If your teenager is on the verge of getting expelled from school, remember where they are in life. They’re trying to figure things out, and your job as a parent is to help them do just that. You may have let the lines of communication go silent, but now is the time to re-establish them. That’s what we mean by perspective: you’re still the parent and they’re still the child. Don’t be afraid of re-asserting your authority. We also want to remind you that one incident – even a serious one like expulsion – will not determine the course of your child’s life. This, too, shall pass. You and your teen can recover, set things straight, and move forward.
That’s what we mean by The Big Picture.
Finally, if your teen is unruly, acting out, and doing their best to sabotage everything good about their life, we advocate something very basic: double down on the love. Problem behaviors can be the result of mental health disorders, drug use, trauma, hormones, or any number of causes. There’s one thing that helps heal in all these situations: love, and plenty of it. Your teenager is still part of your family, and your family is still the most powerful force in their life. Remind them you’re there for them unconditionally, and you’ll support them as best you can through any challenge they face. On the surface, a teenager may think this is corny – but you never know.
It might be all they need to hear.

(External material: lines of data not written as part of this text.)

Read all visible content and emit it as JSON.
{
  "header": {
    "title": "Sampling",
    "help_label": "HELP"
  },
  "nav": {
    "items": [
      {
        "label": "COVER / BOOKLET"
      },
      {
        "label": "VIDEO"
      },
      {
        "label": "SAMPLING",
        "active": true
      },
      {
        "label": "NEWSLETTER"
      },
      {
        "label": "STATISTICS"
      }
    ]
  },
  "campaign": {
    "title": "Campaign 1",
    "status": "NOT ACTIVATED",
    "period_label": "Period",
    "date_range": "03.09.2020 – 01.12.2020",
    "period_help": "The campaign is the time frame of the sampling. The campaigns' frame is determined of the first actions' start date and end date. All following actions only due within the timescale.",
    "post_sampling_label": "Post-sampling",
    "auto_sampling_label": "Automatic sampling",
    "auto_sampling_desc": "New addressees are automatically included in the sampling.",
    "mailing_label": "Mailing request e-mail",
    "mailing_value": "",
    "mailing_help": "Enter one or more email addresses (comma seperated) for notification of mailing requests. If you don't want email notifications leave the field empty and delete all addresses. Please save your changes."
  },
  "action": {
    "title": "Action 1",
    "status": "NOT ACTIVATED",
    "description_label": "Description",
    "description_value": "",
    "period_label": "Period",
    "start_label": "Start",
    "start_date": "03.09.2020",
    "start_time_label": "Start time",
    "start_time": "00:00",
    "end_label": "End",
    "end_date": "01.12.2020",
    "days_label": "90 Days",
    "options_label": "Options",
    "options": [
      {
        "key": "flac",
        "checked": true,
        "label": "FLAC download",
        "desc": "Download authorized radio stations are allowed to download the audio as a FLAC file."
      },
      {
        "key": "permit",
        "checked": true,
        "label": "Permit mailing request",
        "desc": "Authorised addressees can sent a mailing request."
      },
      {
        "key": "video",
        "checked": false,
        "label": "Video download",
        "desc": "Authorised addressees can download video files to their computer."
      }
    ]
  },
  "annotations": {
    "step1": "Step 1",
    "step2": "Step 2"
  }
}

*Please Note: Schools typically welcome the presence of special education advocates at parent meetings, but see the presence of a lawyer as confrontational. The school can bring its attorney, too – and when lawyers get involved, it often becomes difficult for both parties to cooperate on finding solutions. Save lawyers for a last resort, when you feel the school is being negligent or not taking you seriously. If you arrive with a lawyer, they’ll know right away how serious you are.